Reversion cap rates need to be higher than the cap rate you are buying at today. Maybe a lot higher, maybe a little. One method says add a tenth of a percent to today’s cap rate for every year you own it, so if you are buying at a 5% cap rate and selling in 5 years, use 5.5% as your reversion cap rate. Others use a standard practice of adding a full percentage point to today’s cap. These aren’t wrong. But you could do better.

What I try to do is understand where the cap rates have been in this market over time. Although I could write extensively about what cap rates really are, the best definition is they are the market’s perception about property values. They are different in different sub-markets, and with different property classes. A new property has a lower cap rate than an old property. Cap rates change over time, and you need to expect that.

Since you don’t have a crystal ball, you have to build in an assumption that the market might go down and cap rates might go up. You have to understand cap rates in your market.

Where have they been in prior years? Were they much higher not too long ago? Then they could go higher again. Or steady over the last 6-8 years? That’s important to know.

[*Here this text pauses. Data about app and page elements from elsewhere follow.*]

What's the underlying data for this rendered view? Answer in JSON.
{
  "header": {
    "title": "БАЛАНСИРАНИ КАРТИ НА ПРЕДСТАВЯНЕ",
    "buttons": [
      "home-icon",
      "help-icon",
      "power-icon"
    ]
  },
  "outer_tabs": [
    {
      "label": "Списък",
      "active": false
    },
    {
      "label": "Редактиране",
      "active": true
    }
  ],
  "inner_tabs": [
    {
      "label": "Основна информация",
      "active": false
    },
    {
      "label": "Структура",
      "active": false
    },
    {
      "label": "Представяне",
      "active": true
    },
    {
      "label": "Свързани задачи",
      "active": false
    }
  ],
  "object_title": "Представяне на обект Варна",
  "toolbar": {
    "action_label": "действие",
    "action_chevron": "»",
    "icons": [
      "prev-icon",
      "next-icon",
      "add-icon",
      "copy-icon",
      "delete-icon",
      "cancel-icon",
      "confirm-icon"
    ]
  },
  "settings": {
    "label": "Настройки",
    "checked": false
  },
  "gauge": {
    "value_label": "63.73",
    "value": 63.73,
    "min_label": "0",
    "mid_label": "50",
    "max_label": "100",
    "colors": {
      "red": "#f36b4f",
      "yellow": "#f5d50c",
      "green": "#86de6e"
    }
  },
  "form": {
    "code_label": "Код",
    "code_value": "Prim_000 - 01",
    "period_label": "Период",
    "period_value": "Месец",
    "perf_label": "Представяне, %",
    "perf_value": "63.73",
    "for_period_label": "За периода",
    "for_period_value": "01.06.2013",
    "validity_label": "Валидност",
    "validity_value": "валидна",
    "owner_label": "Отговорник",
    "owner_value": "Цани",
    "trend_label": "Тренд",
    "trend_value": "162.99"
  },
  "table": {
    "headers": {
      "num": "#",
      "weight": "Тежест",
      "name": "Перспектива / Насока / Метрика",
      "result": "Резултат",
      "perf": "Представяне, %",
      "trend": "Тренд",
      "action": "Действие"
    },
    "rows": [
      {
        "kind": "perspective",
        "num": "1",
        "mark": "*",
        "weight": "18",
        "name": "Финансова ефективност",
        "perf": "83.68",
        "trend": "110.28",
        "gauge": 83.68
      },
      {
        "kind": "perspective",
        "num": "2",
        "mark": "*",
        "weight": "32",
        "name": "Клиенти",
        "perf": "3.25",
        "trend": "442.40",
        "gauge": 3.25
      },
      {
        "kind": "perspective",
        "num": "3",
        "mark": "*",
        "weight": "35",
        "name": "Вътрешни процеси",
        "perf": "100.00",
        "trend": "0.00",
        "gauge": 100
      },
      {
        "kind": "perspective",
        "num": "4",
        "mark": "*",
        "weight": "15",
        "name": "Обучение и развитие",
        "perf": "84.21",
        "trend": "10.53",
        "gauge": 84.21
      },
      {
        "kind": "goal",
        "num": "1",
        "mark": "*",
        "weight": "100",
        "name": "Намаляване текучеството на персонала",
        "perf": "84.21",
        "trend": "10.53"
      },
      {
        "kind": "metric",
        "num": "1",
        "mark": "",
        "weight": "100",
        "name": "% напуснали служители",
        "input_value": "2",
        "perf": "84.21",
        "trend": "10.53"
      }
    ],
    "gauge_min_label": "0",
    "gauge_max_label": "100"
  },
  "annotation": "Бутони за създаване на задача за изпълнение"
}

The reversion cap rate you use should align with a reasonable expectation of a worst case scenario. If it’s a half percent or two percent higher than where they are today, you need to build that into your projections. If it causes your returns to fall below your minimum requirements, pass on the deal.

This is not about stress testing your property against wildly unrealistic worst case scenarios, because then nothing would work. It is about being prudent, using the information that you can find, and being able to defend your conservative underwriting principles.

“Failure is the condiment that gives success its flavor”

                                                            -       Truman Capote

    Who We Are

    Cardinal Oak Investments acquires, improves, and manages under-valued commercial apartments. We buy B and C class properties of around 100 units in the Southeast and Midwest. We look for properties whose amenities, aesthetics, and appeal have fallen into obsolescence, whose care reflects tired management, and whose location is where a stable workforce wants to live.

    And we partner with like-minded investors looking for stable assets that produce good cash flow and strong appreciation.

    Founded and managed by John Todderud, Cardinal Oak Investments has acquired properties on both coasts and in between creating annual double-digit returns.

    For more information, schedule time with me or contact us.

    Please note: Past performance is no indication of future performance.